### Your goal
The required output is the full listing below, reproduced word for word.

- Opening Delimiter -

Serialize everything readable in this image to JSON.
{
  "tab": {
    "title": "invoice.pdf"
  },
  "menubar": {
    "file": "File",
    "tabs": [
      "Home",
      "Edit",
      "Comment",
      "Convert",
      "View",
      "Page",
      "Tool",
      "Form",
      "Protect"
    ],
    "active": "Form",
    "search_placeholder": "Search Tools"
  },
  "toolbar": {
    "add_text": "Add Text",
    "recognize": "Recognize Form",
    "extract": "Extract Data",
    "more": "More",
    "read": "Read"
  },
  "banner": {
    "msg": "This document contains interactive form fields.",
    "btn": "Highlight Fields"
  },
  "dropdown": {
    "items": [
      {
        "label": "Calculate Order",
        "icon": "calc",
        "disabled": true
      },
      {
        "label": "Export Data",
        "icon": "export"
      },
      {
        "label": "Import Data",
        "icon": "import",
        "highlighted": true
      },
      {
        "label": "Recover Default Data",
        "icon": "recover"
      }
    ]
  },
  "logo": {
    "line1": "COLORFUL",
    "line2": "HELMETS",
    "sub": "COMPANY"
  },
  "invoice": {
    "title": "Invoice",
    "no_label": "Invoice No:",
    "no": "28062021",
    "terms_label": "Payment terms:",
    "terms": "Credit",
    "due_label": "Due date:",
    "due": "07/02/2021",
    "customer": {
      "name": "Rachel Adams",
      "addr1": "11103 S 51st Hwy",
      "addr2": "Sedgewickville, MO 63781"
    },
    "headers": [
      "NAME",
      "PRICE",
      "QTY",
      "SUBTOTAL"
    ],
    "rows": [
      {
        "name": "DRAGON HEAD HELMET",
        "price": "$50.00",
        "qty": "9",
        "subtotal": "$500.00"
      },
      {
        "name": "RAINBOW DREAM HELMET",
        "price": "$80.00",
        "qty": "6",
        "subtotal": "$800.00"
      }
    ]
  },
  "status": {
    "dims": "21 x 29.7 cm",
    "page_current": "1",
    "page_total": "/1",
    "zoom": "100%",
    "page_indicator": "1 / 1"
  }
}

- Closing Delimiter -

### Answer to the exercise
Serialize everything readable in this image to JSON.
{
  "tab": {
    "title": "invoice.pdf"
  },
  "menubar": {
    "file": "File",
    "tabs": [
      "Home",
      "Edit",
      "Comment",
      "Convert",
      "View",
      "Page",
      "Tool",
      "Form",
      "Protect"
    ],
    "active": "Form",
    "search_placeholder": "Search Tools"
  },
  "toolbar": {
    "add_text": "Add Text",
    "recognize": "Recognize Form",
    "extract": "Extract Data",
    "more": "More",
    "read": "Read"
  },
  "banner": {
    "msg": "This document contains interactive form fields.",
    "btn": "Highlight Fields"
  },
  "dropdown": {
    "items": [
      {
        "label": "Calculate Order",
        "icon": "calc",
        "disabled": true
      },
      {
        "label": "Export Data",
        "icon": "export"
      },
      {
        "label": "Import Data",
        "icon": "import",
        "highlighted": true
      },
      {
        "label": "Recover Default Data",
        "icon": "recover"
      }
    ]
  },
  "logo": {
    "line1": "COLORFUL",
    "line2": "HELMETS",
    "sub": "COMPANY"
  },
  "invoice": {
    "title": "Invoice",
    "no_label": "Invoice No:",
    "no": "28062021",
    "terms_label": "Payment terms:",
    "terms": "Credit",
    "due_label": "Due date:",
    "due": "07/02/2021",
    "customer": {
      "name": "Rachel Adams",
      "addr1": "11103 S 51st Hwy",
      "addr2": "Sedgewickville, MO 63781"
    },
    "headers": [
      "NAME",
      "PRICE",
      "QTY",
      "SUBTOTAL"
    ],
    "rows": [
      {
        "name": "DRAGON HEAD HELMET",
        "price": "$50.00",
        "qty": "9",
        "subtotal": "$500.00"
      },
      {
        "name": "RAINBOW DREAM HELMET",
        "price": "$80.00",
        "qty": "6",
        "subtotal": "$800.00"
      }
    ]
  },
  "status": {
    "dims": "21 x 29.7 cm",
    "page_current": "1",
    "page_total": "/1",
    "zoom": "100%",
    "page_indicator": "1 / 1"
  }
}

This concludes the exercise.